Are All On-Demand Facilities Management Capabilities Costly?
Understanding on-demand facilities management capabilities versus reactive maintenance and facilities management needs is a complex task. On the one hand, all unplanned maintenance needs are a form of reactive maintenance. But, failure to plan for the unexpected sets an organization up for failure. Unforeseen events may arise, such as a motor vehicle collision with the building or black swan weather events. While facility managers can take steps to reduce the risk of severe damage, they must have and always-ready maintenance strategy in place. With that in mind, an always-ready maintenance strategy is a form of reactive maintenance.
The Benefits of On-Demand Services
On-demand facilities management capabilities allow facility managers to prepare for the unexpected. Since the modern building landscape is continuously changing, powered by the rise of cloud-computing technologies and on-demand services, facility managers have the option to effectively outsource the need at a predictable, reasonable expense. As explained by Propmodo, “buildings are businesses. They are complicated businesses that are exposed to natural elements and human stupidity (not sure which is worse, but I have a hunch). Therefore, it follows that buildings are a great candidate for microservices [outsourcing of on-demand facilities management capabilities]. Quite a bit of specialized services already exists (tradesmen, cleaners, bookkeepers, event staff), but they are often not contracted under predictable service plans and can be quite a bit of trouble to oversee.” To stay competitive, facility managers need an option that can rapidly scale the workforce, handle unusual management requests, and meet virtually any need. That’s the primary benefit of on-demand services.

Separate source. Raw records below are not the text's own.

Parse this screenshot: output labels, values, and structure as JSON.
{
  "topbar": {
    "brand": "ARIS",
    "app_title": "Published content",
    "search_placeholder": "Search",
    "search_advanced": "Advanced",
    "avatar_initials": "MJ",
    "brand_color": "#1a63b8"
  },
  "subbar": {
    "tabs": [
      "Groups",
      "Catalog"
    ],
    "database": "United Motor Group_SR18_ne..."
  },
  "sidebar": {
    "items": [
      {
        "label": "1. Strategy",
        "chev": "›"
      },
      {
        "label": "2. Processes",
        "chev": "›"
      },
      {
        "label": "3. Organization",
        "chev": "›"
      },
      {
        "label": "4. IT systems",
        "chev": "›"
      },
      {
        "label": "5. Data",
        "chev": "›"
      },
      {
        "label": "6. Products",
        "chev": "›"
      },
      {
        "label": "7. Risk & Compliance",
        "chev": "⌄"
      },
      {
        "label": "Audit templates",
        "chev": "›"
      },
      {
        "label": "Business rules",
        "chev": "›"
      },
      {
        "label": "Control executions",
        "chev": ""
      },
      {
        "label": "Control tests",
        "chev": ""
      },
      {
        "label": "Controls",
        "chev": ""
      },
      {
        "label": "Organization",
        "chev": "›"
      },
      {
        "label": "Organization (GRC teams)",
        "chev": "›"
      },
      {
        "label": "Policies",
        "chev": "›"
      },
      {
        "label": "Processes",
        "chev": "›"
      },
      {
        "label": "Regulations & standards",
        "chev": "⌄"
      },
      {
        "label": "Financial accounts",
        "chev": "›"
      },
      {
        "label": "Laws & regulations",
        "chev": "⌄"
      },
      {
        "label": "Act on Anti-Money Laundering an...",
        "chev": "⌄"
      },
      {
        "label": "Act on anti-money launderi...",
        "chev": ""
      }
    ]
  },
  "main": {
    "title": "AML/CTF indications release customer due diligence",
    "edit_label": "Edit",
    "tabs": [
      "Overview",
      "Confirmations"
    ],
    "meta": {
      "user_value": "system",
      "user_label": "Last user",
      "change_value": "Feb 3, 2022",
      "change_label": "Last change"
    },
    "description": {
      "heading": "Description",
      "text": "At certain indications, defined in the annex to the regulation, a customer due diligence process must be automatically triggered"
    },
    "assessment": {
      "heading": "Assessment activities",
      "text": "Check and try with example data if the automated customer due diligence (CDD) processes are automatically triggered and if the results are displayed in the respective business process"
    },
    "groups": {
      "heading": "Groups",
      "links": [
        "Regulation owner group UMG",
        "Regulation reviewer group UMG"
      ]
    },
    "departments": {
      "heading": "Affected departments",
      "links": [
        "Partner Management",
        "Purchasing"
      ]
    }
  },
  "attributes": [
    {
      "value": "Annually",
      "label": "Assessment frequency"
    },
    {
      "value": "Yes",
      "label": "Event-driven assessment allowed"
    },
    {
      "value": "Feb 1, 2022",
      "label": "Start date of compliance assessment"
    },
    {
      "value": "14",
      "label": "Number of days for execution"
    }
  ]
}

How to Improve On-Demand Management and Maintenance Capabilities
Applying on-demand facilities management capabilities must follow a robust series of steps in both service planning and management approaches. These include:
- Using a dedicated system, such as CMMS, to track the overarching facility needs, including the need to schedule on-demand maintenance as needed.
- Prioritizing maintenance based on data, creating a preventive, predictive and evolving work schedule.
- Continuously watching the budget to account for unforeseen needs and necessary upgrades throughout a reporting period.
- Increasing team size to handle new projects, including refreshes, retrofits, or even new construction.
- Using a centralized communications platform to reduce delays in submitting requests for on-demand work and avoiding disruptions.
Put the Power of Dedicated, On-Demand Facilities Management Capabilities to Work
On-demand facilities management capabilities are critical to the modern building, and as buildings grow smarter, maintenance should move away from the purist idea of reactive maintenance and toward preventive, predictive maintenance. After all, if a manager can identify and fix problems before they arise, maintenance costs will decline. Of course, there will always be a new risk or need that will require work outside of the realm of preventive, predictive capabilities. To that end, on-demand services can save the day.